In 2015 I had the pleasure of visiting the first region-wide build by Serene Footman. Entitled Furillen, it was modelled on the Swedish island of the same name that sits just off the coast of Gotland. It marked the start of string of engaging and photogenic builds by Serene modelled after the more unusual places to be found in the physical world, the majority of which I have attempted to cover in these pages.
In 2020, Serene decided to take a break from designing public regions in Second Life – which while a loss to us all, was entirely understandable given the amount of effort required to bring his designs into being, from initial idea through research, design and construction through to opening. However, he is now back, at least for a time, and has opted to return to his roots (so to speak) once more, offering a further look at Furillen through the lens of his imagination.
For those unfamiliar with it, the four square kilometre island of Furillen is connected to Gotland via a bridge and a narrow isthmus wide enough for a road, and for most of the 20th century it was home a limestone quarrying before becoming restricted to military personnel when a radar installation on the island started operations in the 1970s.
Radar stations still operate on the island, but the restrictions on public access were lifted in the 1990s, and parts of the island were declared a European Union Natura 2000 area and nature reserve, affording them protected status. Two thirds of the reserve is covered with pine forest intersected by some marshlands.
Since 2000, the island has been the location for a minimalist hotel and conference centre owned by photographer and entrepreneur Jonas Hellström. A project headed by Björn Ulvaeus of ABBA fame planned to build a recording studio close to one of the island’s beaches as the first part of a broader intent to make Furillen into a centre for art and design. However, permission for this work was ultimately denied in 2010 due to the environmental impact the project would ultimately have on the beach and the island as a whole.
In his original Furillen build (see The beauty of a bleak midwinter in Second Life), Serene celebrated much of this – the old quarry, the hotel, and so on. For this iteration, he again presents these elements, but – in taking a look at the photographs of Furillen that can be found in places like the café house and the hotel, are much more closely modelled on their physical world counterparts. Also to be found is a nod towards the radar installation, thanks to the tall tower and squat station building sitting within the north-east corner of the setting.
However, this is no mere re-tread of the 2015 Furillen build; instead we are presented with a new take on the island, with a focus on the hotel and the quarry, the ambient sound scape offering a feel for the island’s nature reserve status. As with the previous iterations of Furillen, this is an atmospheric build with a marvellous minimalist feel to it.
This is not to say there is not a lot to see, but rather that Serene uses a measured eye for space, landscaping and placement of elements to present a place that looks and feels like a minimalist painting whilst actually offering a lot to see and photograph.

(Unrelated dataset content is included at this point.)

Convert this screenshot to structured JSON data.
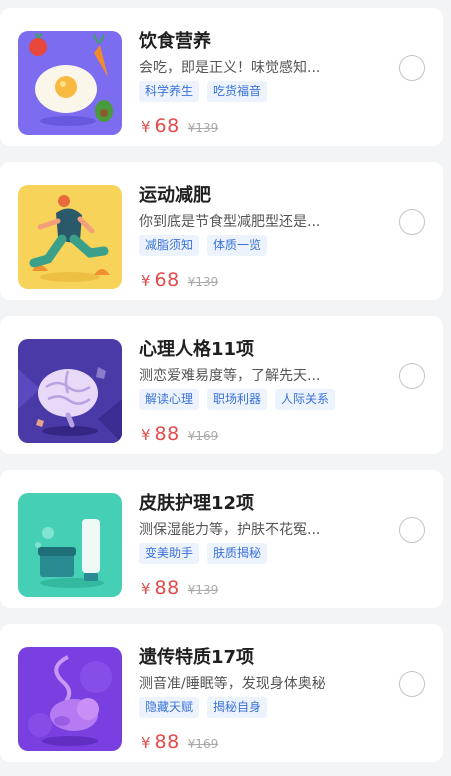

I really don’t want to say to much more – not because I don’t appreciate the region (the reverse, in fact: I’ve long admired Serene’s work and am hoping this will make the first of a new season of his region builds, as I’ve genuine missed his artistry in Second Life). Rather, I’d like people to see the build first-hand for themselves – but to keep in mind, Serene’s builds can be short-lived, so dropping in sooner rather than later might be worthwhile just in case. My thanks to Shawn (again!) for the LM and pointer!
- Furillen (Overland Hills, rated Moderate)
Published by Inara Pey
Eclectic virtual world blogger with a focus on Second Life, VR, virtual environments and technology. View all posts by Inara Pey